The U.S. dollar inched higher against the yen and some other currencies Thursday, paring losses from the Federal Reserve’s decision to expand monetary stimulus, but it slipped versus the euro after regional leaders moved closer to a banking union.
The ICE dollar index , which measures the greenback’s performance against a basket of six other major currencies, rose to 79.875, up from 79.858 in North America late Wednesday.
The dollar had slipped Wednesday after the Federal Reserve said it would buy $45 billion worth of additional long-maturity securities.
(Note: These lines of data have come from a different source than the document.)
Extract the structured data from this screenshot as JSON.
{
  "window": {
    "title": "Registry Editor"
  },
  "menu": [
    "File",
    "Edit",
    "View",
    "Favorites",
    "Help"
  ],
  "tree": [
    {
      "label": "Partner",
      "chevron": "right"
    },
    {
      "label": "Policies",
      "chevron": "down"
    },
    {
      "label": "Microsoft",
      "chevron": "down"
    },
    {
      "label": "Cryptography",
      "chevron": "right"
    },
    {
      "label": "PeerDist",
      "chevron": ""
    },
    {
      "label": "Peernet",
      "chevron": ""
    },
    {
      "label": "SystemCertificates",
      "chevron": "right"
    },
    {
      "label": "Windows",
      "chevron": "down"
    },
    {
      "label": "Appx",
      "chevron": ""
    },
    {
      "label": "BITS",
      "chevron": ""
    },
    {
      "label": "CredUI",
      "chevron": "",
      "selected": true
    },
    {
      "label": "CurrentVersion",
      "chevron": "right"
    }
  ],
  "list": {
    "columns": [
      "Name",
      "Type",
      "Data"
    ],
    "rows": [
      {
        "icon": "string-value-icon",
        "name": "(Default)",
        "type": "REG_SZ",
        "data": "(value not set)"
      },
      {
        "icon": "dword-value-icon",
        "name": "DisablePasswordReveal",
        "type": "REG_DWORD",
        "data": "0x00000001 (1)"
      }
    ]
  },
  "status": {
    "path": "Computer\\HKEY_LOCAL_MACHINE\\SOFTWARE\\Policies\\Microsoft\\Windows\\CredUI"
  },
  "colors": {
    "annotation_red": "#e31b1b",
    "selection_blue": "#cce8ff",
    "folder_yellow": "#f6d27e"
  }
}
It also said it would maintain its ultra-low interest rates until the unemployment rate drops below 6.5%, unless inflation accelerates.
Against the Japanese yen, the dollar traded at ¥83.64, rising further from the ¥83.26-level it hit overnight.
“Many Japanese exporters put currency hedges in place around ¥83 to protect against adverse Japanese yen strength; if these firms believe the pair will have a sustained move above ¥83, then you may see a number of them unwind [them], pushing U.S. dollar/yen even higher,” said Stan Shamu, a strategist at IG Markets.
The euro edged slightly up to $1.3081 from $1.3070 late Wednesday.
The gains, coming on top of the appreciation overnight, held following news that European Union finance ministers reached an agreement to move the bloc closer to a banking union by bringing the region’s largest lenders under a single supervisory authority.
With the Swiss National Bank’s monetary policy decision due later Thursday, the Swiss france was stuck in a tight range. The dollar changed hands at 0.9266 francs, little changed from 0.9264 francs earlier, while the euro traded at 1.212 francs, up from 1.211 francs.
Among other major currency pairs, the British pound was at $1.6141, down slightly from $1.6146, while the Australian dollar climbed to $1.0552 from $1.0544.